If the summer season's earnings performance continues to build on some of the successes seen in Q2 and macroeconomic data beats expectations, we should see a continued rally in equities. After a rally of almost 40% in the S&P 500 index, we remain cautious as valuations are not nearly as attractive as they were about four months ago. The rally has lifted expectations and any sense that continuing headwinds in the economy will hamper a rebound in corporate earnings will prompt a retreat in stocks. Ockham believes that equity investors will soon need to see a significant improvement in fundamentals in order to sustain this rally, and if reality falls short of relatively ebullient expectations, we expect to see a correction.
The percentage of NYSE stocks selling above their 30-week moving average is 80% this week. This measure of investor sentiment dropped by about 1% over the last week, which is the third straight week of fairly small declines. We get a sense of unease within the market about which of the above described scenarios will play out in the months ahead. Will we see the V-shaped recovery that has been priced in to the equity market or is there a W-shaped recovery in store, as Nouriel Roubini predicts. This would imply that another leg down is ahead before a sustainable recovery takes hold, justifying higher stock prices. Those analysts prognosticating a W-shaped recovery are wary of the commercial real estate market and the potential ramifications of massive amounts of variable rate mortgage resets set to occur in the second half of the year.

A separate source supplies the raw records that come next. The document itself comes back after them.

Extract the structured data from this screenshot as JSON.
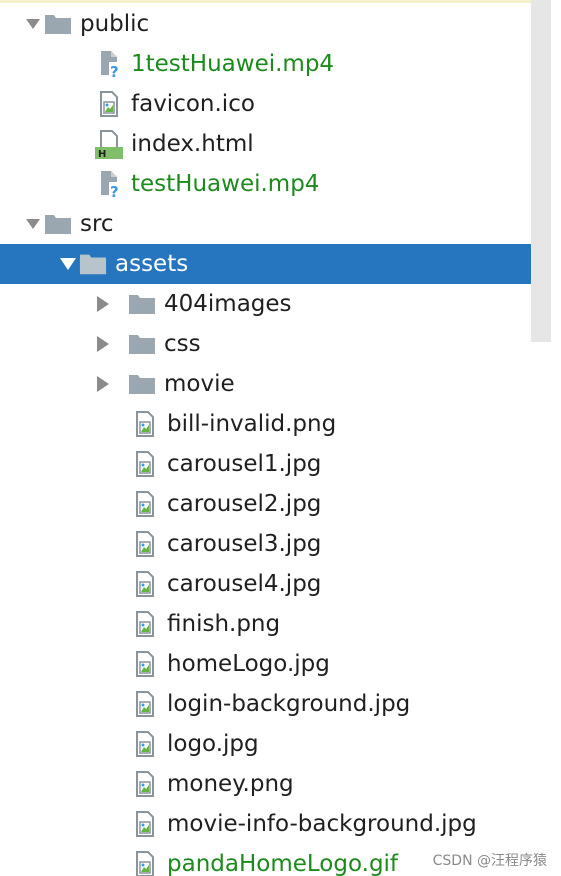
{
  "file_tree": {
    "items": [
      {
        "label": "public",
        "type": "folder",
        "expanded": true,
        "icon": "folder-icon"
      },
      {
        "label": "1testHuawei.mp4",
        "type": "file-unknown",
        "icon": "unknown-file-icon",
        "status": "unversioned",
        "color": "#1c8a1c"
      },
      {
        "label": "favicon.ico",
        "type": "image",
        "icon": "image-file-icon"
      },
      {
        "label": "index.html",
        "type": "html",
        "icon": "html-file-icon"
      },
      {
        "label": "testHuawei.mp4",
        "type": "file-unknown",
        "icon": "unknown-file-icon",
        "status": "unversioned",
        "color": "#1c8a1c"
      },
      {
        "label": "src",
        "type": "folder",
        "expanded": true,
        "icon": "folder-icon"
      },
      {
        "label": "assets",
        "type": "folder",
        "expanded": true,
        "selected": true,
        "icon": "folder-icon"
      },
      {
        "label": "404images",
        "type": "folder",
        "expanded": false,
        "icon": "folder-icon"
      },
      {
        "label": "css",
        "type": "folder",
        "expanded": false,
        "icon": "folder-icon"
      },
      {
        "label": "movie",
        "type": "folder",
        "expanded": false,
        "icon": "folder-icon"
      },
      {
        "label": "bill-invalid.png",
        "type": "image",
        "icon": "image-file-icon"
      },
      {
        "label": "carousel1.jpg",
        "type": "image",
        "icon": "image-file-icon"
      },
      {
        "label": "carousel2.jpg",
        "type": "image",
        "icon": "image-file-icon"
      },
      {
        "label": "carousel3.jpg",
        "type": "image",
        "icon": "image-file-icon"
      },
      {
        "label": "carousel4.jpg",
        "type": "image",
        "icon": "image-file-icon"
      },
      {
        "label": "finish.png",
        "type": "image",
        "icon": "image-file-icon"
      },
      {
        "label": "homeLogo.jpg",
        "type": "image",
        "icon": "image-file-icon"
      },
      {
        "label": "login-background.jpg",
        "type": "image",
        "icon": "image-file-icon"
      },
      {
        "label": "logo.jpg",
        "type": "image",
        "icon": "image-file-icon"
      },
      {
        "label": "money.png",
        "type": "image",
        "icon": "image-file-icon"
      },
      {
        "label": "movie-info-background.jpg",
        "type": "image",
        "icon": "image-file-icon"
      },
      {
        "label": "pandaHomeLogo.gif",
        "type": "image",
        "icon": "image-file-icon",
        "status": "unversioned",
        "color": "#1c8a1c"
      }
    ]
  },
  "colors": {
    "selection": "#2675bf",
    "unversioned_text": "#1c8a1c",
    "folder": "#9aa7b0",
    "arrow": "#8c8c8c"
  },
  "watermark": "CSDN @汪程序猿"
}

Predicting the short-term direction of the market is nearly impossible to do with any accuracy so rather we use metrics for valuation and sentiment in order to judge the best risk/reward strategy. Currently, sentiment is rather inflated and the stock market is not particularly undervalued; in fact an argument can be made that it is overbought at present. Based on those factors, it would seem to us to be a good time to be cautious about the stock market. The optimism that the worst is behind us has come and gone, and now investors must see tangible improvements in order for stock values to merit their gains.